(Website and app data records)
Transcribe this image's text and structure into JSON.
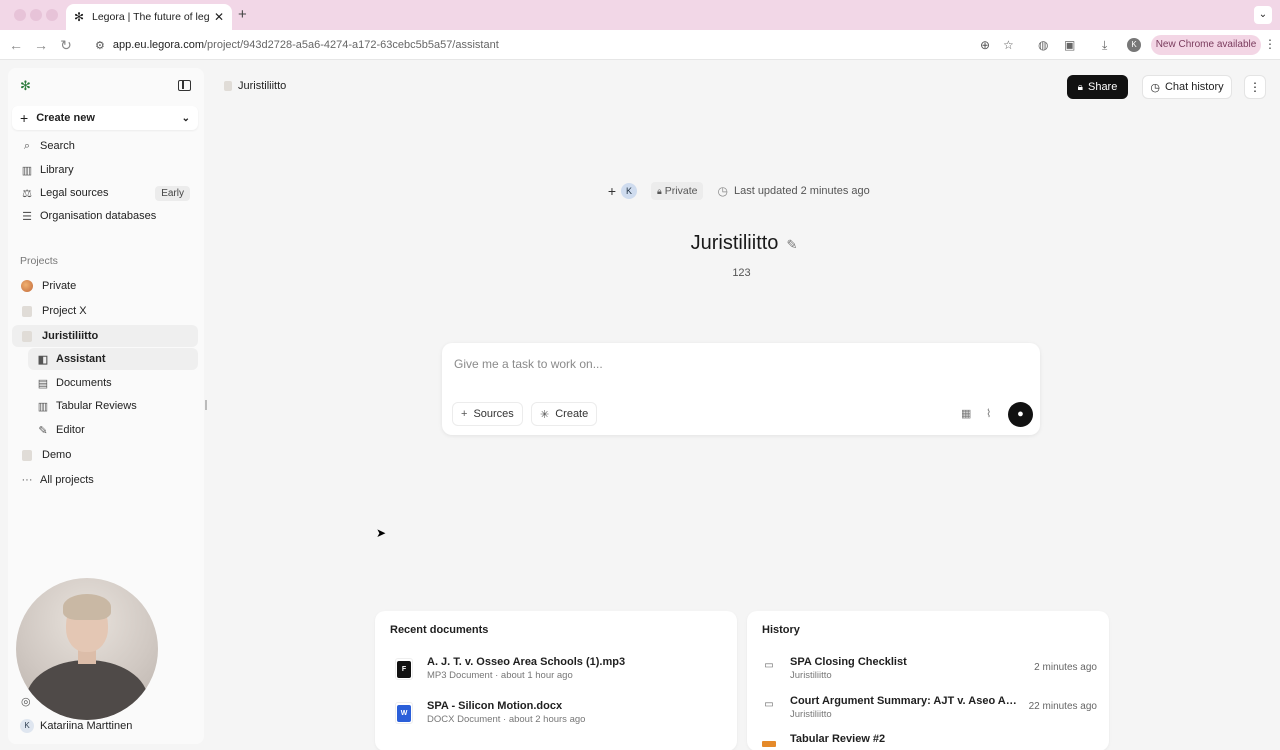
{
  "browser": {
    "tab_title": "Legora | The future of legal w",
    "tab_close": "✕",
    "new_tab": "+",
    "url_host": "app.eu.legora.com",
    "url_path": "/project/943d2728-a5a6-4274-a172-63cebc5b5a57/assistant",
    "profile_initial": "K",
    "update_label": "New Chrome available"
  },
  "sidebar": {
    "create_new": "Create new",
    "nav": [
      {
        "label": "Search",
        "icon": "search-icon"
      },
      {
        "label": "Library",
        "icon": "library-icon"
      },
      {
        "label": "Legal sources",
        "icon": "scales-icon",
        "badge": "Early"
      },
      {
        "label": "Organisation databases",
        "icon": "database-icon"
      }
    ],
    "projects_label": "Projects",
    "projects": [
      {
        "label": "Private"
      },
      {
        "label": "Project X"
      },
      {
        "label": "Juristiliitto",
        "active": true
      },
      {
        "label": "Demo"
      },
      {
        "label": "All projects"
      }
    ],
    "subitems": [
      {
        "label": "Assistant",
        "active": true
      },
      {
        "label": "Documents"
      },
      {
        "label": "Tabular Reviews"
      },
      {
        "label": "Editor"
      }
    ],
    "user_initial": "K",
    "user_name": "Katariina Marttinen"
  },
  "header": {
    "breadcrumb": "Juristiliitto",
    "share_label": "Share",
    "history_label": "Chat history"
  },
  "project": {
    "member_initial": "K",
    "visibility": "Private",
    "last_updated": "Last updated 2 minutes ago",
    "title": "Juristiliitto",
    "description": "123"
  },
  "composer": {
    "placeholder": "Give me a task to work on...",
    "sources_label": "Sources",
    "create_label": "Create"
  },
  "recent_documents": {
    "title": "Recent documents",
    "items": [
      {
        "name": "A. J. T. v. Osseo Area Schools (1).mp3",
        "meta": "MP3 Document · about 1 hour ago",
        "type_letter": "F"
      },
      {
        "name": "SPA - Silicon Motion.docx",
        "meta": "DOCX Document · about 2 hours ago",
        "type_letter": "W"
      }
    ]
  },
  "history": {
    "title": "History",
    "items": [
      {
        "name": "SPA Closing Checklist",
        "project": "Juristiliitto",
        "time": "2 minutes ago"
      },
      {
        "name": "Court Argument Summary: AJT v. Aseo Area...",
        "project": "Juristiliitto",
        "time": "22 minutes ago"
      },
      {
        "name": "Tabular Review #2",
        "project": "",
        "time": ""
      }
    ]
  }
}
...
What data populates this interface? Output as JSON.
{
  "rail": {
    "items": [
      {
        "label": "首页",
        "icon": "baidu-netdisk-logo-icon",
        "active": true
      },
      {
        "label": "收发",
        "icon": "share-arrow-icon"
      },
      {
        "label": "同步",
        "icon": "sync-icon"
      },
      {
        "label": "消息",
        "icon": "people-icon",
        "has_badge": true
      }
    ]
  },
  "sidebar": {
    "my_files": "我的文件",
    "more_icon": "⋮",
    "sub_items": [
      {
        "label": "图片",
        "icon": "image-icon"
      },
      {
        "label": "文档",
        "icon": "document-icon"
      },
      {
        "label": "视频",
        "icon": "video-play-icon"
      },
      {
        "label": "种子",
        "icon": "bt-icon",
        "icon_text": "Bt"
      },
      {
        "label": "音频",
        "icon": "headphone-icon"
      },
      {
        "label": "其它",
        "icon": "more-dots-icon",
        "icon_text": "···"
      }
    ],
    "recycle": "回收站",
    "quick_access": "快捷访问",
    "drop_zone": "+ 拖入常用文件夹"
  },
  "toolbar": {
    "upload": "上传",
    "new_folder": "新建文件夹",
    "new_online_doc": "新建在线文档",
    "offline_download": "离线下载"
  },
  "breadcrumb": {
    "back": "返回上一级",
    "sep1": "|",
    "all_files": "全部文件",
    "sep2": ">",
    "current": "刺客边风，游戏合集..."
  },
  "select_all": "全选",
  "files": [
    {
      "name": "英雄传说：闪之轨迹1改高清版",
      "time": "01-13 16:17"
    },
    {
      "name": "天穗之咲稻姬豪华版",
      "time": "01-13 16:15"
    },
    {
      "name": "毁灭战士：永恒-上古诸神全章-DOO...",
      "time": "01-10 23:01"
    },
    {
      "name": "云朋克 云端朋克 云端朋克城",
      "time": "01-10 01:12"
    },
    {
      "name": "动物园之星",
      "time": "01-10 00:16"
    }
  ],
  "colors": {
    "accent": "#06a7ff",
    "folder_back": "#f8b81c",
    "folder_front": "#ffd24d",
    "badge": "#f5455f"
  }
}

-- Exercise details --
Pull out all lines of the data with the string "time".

-- Completed task --
        "time": "2 minutes ago"
        "time": "22 minutes ago"
        "time": ""
      "time": "01-13 16:17"
      "time": "01-13 16:15"
      "time": "01-10 23:01"
      "time": "01-10 01:12"
      "time": "01-10 00:16"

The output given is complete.